Carter, Reagan cast for votes among blacks, auto workers; Democrat stresses tax breaks for low-income Americans; also emphasizes individual freedom
President Carter now begins what his advisers acknowledge to be the difficult road back to regaining the black support that was so important to his victory in 1976.
In Philadelphia Sept. 3, Mr. Carter is scheduled to speak at a black church where he will:
* Stress his new economic program and particularly his tax cut proposal, which he aimed at giving special relief to taxpayers in the lower income brackets.
He also will emphasize his tax credits program, which is directed at saving deserving businesses and, at the same time, providing new jobs.
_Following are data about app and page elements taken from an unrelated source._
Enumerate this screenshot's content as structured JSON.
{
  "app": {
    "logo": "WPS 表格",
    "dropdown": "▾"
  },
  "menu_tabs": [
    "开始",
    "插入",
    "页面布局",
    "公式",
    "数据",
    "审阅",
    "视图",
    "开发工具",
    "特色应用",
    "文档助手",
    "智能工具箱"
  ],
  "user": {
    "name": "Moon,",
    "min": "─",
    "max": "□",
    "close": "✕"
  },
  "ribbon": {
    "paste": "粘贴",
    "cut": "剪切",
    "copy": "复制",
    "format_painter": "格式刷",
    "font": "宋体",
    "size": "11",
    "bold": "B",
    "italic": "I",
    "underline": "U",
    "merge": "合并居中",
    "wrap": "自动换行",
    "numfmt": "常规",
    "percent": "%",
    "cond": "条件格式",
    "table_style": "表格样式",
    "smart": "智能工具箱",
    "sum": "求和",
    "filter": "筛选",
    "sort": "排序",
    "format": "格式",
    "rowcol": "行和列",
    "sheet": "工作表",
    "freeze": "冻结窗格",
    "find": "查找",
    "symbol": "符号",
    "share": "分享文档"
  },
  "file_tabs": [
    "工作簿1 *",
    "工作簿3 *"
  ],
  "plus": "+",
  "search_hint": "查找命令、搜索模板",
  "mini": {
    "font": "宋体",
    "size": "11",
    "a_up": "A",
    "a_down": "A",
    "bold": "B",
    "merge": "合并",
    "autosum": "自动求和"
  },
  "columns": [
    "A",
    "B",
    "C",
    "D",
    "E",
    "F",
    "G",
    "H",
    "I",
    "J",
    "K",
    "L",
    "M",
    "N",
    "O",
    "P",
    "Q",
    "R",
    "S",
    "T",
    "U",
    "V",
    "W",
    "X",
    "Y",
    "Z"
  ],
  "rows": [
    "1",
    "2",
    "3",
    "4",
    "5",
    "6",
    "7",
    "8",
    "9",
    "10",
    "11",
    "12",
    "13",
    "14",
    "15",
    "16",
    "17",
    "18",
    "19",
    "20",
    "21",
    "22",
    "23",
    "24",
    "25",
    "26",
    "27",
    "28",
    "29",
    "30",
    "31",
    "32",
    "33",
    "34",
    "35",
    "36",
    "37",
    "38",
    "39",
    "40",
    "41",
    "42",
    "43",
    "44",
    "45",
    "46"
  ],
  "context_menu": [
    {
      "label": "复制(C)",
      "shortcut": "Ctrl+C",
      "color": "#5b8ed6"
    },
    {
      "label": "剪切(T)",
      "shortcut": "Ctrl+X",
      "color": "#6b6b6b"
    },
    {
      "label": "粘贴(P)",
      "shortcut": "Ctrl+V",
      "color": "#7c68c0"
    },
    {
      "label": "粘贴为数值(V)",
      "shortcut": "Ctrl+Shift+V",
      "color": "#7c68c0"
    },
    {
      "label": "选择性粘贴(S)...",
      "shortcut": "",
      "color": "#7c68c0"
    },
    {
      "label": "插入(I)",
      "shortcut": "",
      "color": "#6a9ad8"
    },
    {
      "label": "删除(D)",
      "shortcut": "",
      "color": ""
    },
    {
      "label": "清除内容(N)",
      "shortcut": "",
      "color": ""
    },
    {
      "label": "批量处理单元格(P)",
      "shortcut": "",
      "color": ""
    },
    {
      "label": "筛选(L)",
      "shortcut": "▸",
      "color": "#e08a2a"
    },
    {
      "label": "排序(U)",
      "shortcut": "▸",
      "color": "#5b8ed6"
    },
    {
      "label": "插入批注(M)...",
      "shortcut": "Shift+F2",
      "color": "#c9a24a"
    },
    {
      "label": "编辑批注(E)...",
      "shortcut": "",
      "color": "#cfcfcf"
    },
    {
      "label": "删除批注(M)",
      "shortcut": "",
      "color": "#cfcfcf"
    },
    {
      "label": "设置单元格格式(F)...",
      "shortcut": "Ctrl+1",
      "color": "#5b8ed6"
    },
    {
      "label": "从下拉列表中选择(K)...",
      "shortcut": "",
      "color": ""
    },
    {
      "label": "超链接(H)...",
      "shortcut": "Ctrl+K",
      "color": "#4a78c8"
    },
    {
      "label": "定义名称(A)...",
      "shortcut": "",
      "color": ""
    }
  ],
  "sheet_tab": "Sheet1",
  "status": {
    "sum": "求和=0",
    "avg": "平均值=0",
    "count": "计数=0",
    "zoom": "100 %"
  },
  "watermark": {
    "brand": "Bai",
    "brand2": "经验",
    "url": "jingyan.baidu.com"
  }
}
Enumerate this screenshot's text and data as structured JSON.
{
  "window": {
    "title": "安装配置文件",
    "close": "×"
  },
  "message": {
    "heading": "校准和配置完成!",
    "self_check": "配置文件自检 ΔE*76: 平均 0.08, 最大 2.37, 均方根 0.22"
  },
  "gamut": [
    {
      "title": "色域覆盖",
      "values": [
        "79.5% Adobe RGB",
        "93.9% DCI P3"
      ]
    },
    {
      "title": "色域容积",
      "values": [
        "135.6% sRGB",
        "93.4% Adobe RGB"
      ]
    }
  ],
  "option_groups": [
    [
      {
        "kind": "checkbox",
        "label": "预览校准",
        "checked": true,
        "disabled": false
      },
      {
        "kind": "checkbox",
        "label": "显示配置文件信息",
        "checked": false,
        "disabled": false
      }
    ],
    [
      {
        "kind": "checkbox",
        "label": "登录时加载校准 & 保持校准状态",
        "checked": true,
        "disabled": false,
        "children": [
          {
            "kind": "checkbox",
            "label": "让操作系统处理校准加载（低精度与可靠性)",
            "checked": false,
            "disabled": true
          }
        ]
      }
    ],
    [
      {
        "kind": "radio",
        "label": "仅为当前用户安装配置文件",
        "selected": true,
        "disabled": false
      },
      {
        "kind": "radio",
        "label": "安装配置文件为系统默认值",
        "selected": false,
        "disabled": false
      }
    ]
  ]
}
* Point out that he has appointed far more blacks to key federal jobs -- and particularly to judgeships -- than any other president.
* Mention his support of black movements seeking independence in Africa.
The President's main theme will center on his plans for revitalizing the economy.
He will tell the blacks -- as he will tell all citizens, for that matter -- that recovery must come by way of his own gradual approach, which ensures that needed revenues to the federal government will continue to flow in, rather than by way of what he calls Ronald Reagan's "quick fix," which, he alleges, would deprive the government of such revenues.
Carter also will be speaking to elderly blacks (as well as to all senior citizens) of his plan to subsidize social security out of general tax funds and thereby ensure the future of the program.
In addition, the President will be telling blacks that the Reagan tax cuts are targeted toward helping people in the upper brackets as much as those with lower incomes.
His own tax reductions, Carter will be saying, are directed mainly toward helping the needy.
While in Philadelphia the President also was to travel by motorcade to the city's famous Italian market for a walking tour as well as to meet privately with key Democratic politicians at lunch.
With much of his attention now centered on black and ethnic voters, the President used his Labor Day visit to Tuscumbia, Ala., to hail the courage of workers in Poland who had won major concessions from the government as a result of their 18-day strike.
Carter, in referring to the Polish workers, stressed his own human-rights theme, saying that critics of that policy should take a look at those, like the Poles, who live under tyranny. Said Carter: "The working men and women of Poland have set an example for all those who cherish freedom and human difficulty. We are pleased at what has happened in Poland, and we wish them Godspeed and a future of prosperity, peace, and freedom."
The President now is well embarked on his first week of "official" fall campaigning. Polls continue to show him trailing Mr. Reagan. But the gap is closing -- to a point where Carter aides now are saying they believe the race will soon be about even.